→ **Material to process**:
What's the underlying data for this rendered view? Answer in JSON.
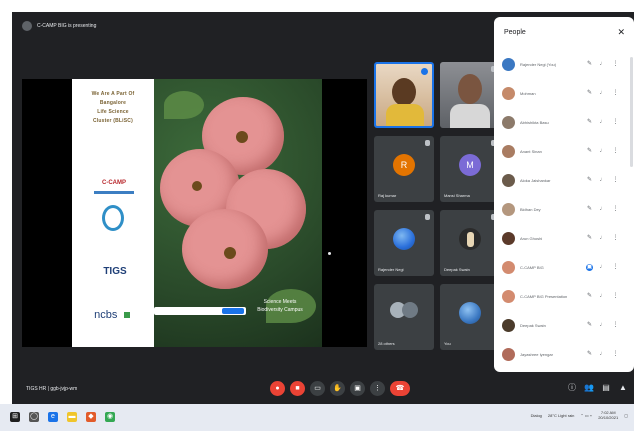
{
  "meeting": {
    "presenting_text": "C-CAMP BIG is presenting",
    "meeting_code": "TIGS HR",
    "meeting_time": "| ggb-jvjp-wm"
  },
  "slide": {
    "heading_lines": [
      "We Are A Part Of",
      "Bangalore",
      "Life Science",
      "Cluster (BLiSC)"
    ],
    "logos": [
      "C-CAMP",
      "TIGS",
      "ncbs"
    ],
    "caption": [
      "Science Meets",
      "Biodiversity Campus"
    ]
  },
  "video_tiles": [
    {
      "name": "",
      "kind": "video",
      "color": "#b58e63"
    },
    {
      "name": "",
      "kind": "video",
      "color": "#c9a074"
    },
    {
      "name": "Raj kumar",
      "kind": "initial",
      "initial": "R",
      "color": "#e37400"
    },
    {
      "name": "Mansi Sharma",
      "kind": "initial",
      "initial": "M",
      "color": "#7b6bd6"
    },
    {
      "name": "Rajender Negi",
      "kind": "photo",
      "color": "#2a6fdb"
    },
    {
      "name": "Deepak Swain",
      "kind": "photo",
      "color": "#444444"
    },
    {
      "name": "28 others",
      "kind": "group",
      "color": "#7a8187"
    },
    {
      "name": "You",
      "kind": "photo",
      "color": "#3b78c2"
    }
  ],
  "people_panel": {
    "title": "People",
    "participants": [
      {
        "name": "Rajender Negi (You)",
        "color": "#3b78c2"
      },
      {
        "name": "Mohman",
        "color": "#c58a6a"
      },
      {
        "name": "Abhishikta Basu",
        "color": "#8c7a6a"
      },
      {
        "name": "Anant Sinan",
        "color": "#a97c62"
      },
      {
        "name": "Aloka Jaishankar",
        "color": "#6b5b4b"
      },
      {
        "name": "Bidhan Dey",
        "color": "#b4977e"
      },
      {
        "name": "Arun Ghoshi",
        "color": "#5b3a2a"
      },
      {
        "name": "C-CAMP BIG",
        "color": "#d38b6f",
        "presenting": true
      },
      {
        "name": "C-CAMP BIG Presentation",
        "color": "#d38b6f"
      },
      {
        "name": "Deepak Swain",
        "color": "#4b3b2b"
      },
      {
        "name": "Jayashree Iyengar",
        "color": "#b06b5a"
      }
    ]
  },
  "controls": [
    "mic",
    "camera",
    "captions",
    "raise-hand",
    "present",
    "more",
    "end-call"
  ],
  "taskbar": {
    "search_text": "Dialog",
    "weather": "28°C Light rain",
    "time": "7:02 AM",
    "date": "20/10/2021"
  }
}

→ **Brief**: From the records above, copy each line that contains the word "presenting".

→ **Answer to this problem**:
    "presenting_text": "C-CAMP BIG is presenting",
        "presenting": true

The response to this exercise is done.